NASA scientists, working with 10 years of satellite data, find a dramatic thinning of ice around the edges of Greenland, and Antarctica too.
Using satellite technology and various measurements, NASA scientists confirm the earth is melting at both poles. In the north, at the Arctic, the melting of Greenland's three-kilometer thick ice sheet had been expected, though not as dramatically as it is now happening. But in the south, many believed the far more massive ice sheets covering Antarctica would increase in the 21st century. That's not so, according to the NASA observations and data. Despite increasing snowfall, Antarctica's ice sheets are shrinking.

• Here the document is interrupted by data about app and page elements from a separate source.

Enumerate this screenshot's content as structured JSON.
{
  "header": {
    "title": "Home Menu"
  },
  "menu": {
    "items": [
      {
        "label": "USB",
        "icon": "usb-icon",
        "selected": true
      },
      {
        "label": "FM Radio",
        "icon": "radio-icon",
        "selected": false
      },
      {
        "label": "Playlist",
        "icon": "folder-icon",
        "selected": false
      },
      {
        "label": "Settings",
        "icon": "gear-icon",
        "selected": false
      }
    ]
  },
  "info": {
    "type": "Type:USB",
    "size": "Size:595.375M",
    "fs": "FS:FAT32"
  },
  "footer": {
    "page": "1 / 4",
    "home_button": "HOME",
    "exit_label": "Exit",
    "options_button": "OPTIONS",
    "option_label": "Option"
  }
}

Research Scientist, Dr. Isabella Velicogna is with the University Of Colorado explains the evidence of melting. "What is unique about what we found is that for the first time, we are able to say, we are sure that the Antarctic ice sheet is losing mass, and at a significant rate."
NASA Glaciologist, Dr. Jay Zwally. “The warmer ocean comes underneath the ice shelves and melts them from the bottom, and warmer air from the top melts them from the top so they're thinning and eventually they get to a point they go poof?"
The findings come from, Grace, which stands for "Gravity Recovery and Climate Experiment ... twin satellites orbiting the earth in tandem that are constantly measuring variations in the Earth's mass and gravitational field. Dr. Isabella Velicogna, authored the study. "We studied the changing mass of the Antarctic ice sheet using the data from the gravity recovery and climate experiment, Grace, and we found Antarctica is losing mass and is losing a significant about of mass (at) about 152 cubic kilometer a year, which is equivalent to how much water the United Stares is using in three months. So it's a lot of water."
Combining data from the grace experiment with other research tools, scientists tracking Antarctica's melting ice sheet express concern. NASA Earth Science Director, James Hansen. "If we pass a certain point of no return then we're going to get large sea level rise even though it would take a century or two or three to play out fully, we will have started a process we just can't stop."
Scientists say rising sea levels are a great danger to coastal villages and cities. While the new analysis shows fluctuations in Antarctica's ice sheet and even some thickening in parts, melting over the last five years has contributed to a sea level rise of 1.2 millimeters. This suggests a small but significant rise in sea levels of almost half a millimeter annually.